  • Have beautiful fur
  • If you are keeping them to eat, their meat tastes better
  • Oderless
  • Grow much larger
  • Usually cost more because of how much space they need and how much they eat
  • Fur sheds more

Pot-bellied pigs

  • Don’t grow as large
  • Are better suited as indoor pets
  • Usually cost less
  • More popular
  • Easier to find help with problems that may occur with the pig
  • Can smell musty sometimes, especially when not spayed or neutered
  • More aggressive
  • Root much more often
  • More likely to rip up your furniture
  • Don’t mix well with dogs

Obviously, it’s all a personal preference, but if you are able to keep your pig outside and you don’t mind them growing very large, I would recommend getting a Kunekune pig because of how friendly they are. If you don’t have a big yard, a pot-bellied pig might be the better option.

What Kunekune pig owners have to say

I asked many different Kunekune pig owners on Instagram if they would recommend others to get a Kunekune, and this is what they said:

“Oh absolutely! They’re super sweet, smart and full of personality. They’re a smaller breed of pig but not a true mini pig.”

“Yes! Absolutely!!!! They are kind, smart, and can easily be anyone’s best friend.”

Another question I asked was, did your pig trust you when you first got him/her, or was he/her nervous about you?

“He came running up to me and trusted me 100% right away. I think that’s more likely in Kunekune piglets than in potbelly piglets, but I could be wrong.”

Other facts about Kunekune pigs

Kunekune pigs are believed to have developed their current form in New Zealand, but DNA shows that the actual origin is probably from Asia. At one point, there were very few left in the world and almost became extinct, but now they’re many organizations backing them and thousands of them around the world.

If you are keeping a pig to eat, Kunekunes have amazing pork.

Note- Pet Pig Pal does not have any association with the American Kunekune Pig Society.
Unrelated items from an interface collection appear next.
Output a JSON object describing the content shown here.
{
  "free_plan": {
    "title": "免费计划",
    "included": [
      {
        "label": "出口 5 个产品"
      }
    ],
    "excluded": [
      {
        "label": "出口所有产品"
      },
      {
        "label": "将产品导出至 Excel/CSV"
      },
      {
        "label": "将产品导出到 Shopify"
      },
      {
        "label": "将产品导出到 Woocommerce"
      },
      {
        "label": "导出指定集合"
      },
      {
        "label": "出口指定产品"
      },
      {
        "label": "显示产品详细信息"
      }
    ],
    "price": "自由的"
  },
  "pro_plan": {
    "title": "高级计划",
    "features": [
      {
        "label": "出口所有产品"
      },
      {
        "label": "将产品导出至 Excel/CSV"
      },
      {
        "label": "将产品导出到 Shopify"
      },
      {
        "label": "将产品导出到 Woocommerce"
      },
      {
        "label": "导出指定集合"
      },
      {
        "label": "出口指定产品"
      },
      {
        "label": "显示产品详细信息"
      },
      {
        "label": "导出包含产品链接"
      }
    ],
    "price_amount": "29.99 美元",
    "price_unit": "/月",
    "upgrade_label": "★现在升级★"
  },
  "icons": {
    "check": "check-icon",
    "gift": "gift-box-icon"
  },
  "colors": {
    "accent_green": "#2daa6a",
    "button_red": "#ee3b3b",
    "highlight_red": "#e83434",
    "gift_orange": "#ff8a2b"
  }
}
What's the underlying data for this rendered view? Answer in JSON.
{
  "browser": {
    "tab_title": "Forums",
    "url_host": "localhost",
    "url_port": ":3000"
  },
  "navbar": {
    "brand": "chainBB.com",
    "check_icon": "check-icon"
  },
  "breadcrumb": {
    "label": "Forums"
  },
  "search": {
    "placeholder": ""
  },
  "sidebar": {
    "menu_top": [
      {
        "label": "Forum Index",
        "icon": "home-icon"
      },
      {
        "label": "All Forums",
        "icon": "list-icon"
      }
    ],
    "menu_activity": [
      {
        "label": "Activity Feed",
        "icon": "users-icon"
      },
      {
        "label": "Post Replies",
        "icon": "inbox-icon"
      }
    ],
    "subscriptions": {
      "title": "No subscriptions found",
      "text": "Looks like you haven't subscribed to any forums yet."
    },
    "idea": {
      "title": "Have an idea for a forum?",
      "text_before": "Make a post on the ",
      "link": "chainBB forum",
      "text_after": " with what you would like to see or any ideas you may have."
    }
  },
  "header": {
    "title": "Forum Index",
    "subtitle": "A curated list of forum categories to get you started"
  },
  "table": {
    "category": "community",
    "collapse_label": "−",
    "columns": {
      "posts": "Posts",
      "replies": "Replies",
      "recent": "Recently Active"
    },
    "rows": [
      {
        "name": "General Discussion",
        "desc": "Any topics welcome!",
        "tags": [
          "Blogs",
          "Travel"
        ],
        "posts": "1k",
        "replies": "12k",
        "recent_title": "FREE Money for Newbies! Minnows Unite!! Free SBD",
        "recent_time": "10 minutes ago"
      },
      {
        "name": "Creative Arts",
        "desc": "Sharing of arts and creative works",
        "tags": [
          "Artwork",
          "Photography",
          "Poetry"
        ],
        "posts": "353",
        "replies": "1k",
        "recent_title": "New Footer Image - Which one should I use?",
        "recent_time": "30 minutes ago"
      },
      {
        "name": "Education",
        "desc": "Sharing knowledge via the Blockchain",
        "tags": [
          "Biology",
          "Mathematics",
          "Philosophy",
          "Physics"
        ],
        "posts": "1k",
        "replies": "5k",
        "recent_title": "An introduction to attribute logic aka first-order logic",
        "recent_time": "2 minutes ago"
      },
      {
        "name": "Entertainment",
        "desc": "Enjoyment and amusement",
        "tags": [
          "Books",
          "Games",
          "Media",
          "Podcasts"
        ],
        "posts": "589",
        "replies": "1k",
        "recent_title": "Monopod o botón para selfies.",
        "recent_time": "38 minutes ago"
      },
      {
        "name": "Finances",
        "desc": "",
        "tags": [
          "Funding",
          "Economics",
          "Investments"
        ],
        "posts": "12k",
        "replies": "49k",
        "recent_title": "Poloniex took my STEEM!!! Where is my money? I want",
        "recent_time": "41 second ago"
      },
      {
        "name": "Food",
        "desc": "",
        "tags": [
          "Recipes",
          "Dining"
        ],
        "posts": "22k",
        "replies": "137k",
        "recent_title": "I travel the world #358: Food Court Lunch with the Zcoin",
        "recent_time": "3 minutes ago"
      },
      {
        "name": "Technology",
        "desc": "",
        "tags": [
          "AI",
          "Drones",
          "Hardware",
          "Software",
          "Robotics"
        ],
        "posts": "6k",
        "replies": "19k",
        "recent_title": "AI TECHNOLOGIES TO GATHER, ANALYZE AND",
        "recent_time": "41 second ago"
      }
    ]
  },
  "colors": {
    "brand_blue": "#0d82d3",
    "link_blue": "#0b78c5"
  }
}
Please do your own research before purchasing from a breeder on their list.